● YOUR OBJECTIVE
Where does the string "karimov" appear in the records? Copy every line that contains it.
----- DATA SHOWN -----
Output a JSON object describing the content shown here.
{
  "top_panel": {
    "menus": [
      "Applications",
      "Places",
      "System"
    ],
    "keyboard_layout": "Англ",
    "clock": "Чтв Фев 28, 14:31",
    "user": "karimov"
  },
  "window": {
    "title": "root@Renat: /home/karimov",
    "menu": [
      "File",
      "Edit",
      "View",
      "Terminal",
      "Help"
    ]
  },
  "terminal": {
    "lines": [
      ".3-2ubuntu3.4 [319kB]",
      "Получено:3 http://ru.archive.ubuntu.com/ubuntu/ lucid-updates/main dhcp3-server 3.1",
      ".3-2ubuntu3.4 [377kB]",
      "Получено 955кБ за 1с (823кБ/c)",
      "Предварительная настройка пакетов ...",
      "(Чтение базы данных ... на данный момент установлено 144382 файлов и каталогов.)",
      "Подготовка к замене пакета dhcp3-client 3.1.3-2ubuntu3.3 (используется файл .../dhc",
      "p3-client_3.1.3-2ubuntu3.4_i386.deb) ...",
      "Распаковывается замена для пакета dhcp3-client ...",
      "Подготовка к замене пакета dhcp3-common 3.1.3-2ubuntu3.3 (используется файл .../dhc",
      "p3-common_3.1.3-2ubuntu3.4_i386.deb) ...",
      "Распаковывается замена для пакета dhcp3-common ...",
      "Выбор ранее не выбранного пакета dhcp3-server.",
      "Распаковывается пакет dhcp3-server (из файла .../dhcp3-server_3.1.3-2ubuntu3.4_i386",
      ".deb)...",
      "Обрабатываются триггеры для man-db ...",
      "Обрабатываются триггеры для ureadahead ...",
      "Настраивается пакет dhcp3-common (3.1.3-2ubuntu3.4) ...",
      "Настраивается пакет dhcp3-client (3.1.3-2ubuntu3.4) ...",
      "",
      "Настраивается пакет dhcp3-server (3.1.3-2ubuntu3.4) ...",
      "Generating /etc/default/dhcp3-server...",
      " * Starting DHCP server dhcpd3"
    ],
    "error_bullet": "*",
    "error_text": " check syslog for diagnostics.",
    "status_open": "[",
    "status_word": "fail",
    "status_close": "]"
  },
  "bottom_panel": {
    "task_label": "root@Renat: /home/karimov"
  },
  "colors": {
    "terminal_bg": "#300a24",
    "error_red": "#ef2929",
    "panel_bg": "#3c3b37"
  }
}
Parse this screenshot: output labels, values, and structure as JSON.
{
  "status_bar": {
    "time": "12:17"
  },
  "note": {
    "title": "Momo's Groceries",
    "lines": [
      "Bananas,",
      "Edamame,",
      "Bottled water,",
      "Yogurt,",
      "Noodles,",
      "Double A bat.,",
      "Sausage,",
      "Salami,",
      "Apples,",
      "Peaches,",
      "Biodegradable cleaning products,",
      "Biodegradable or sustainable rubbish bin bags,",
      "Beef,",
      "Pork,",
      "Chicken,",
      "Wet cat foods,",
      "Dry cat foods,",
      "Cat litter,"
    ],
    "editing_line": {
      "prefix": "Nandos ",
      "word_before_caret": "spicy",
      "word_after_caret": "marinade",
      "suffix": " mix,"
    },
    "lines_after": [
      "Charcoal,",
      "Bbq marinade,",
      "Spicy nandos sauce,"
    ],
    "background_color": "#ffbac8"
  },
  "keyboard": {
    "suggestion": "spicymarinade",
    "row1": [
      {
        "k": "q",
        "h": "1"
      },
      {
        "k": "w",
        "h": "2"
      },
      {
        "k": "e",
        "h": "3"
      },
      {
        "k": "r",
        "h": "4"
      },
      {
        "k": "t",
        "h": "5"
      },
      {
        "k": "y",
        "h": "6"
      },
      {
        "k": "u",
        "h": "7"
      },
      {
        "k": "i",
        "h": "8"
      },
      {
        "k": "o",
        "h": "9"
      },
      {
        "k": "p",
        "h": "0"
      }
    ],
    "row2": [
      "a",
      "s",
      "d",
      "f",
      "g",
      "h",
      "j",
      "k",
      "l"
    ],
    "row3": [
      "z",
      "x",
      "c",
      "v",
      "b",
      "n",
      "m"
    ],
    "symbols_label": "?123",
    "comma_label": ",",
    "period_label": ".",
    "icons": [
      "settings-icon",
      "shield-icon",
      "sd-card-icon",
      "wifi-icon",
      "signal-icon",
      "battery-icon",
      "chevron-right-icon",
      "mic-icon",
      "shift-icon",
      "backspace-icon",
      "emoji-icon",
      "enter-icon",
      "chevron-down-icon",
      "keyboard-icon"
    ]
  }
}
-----
● EXERCISE ANSWER
    "user": "karimov"
    "title": "root@Renat: /home/karimov",
    "task_label": "root@Renat: /home/karimov"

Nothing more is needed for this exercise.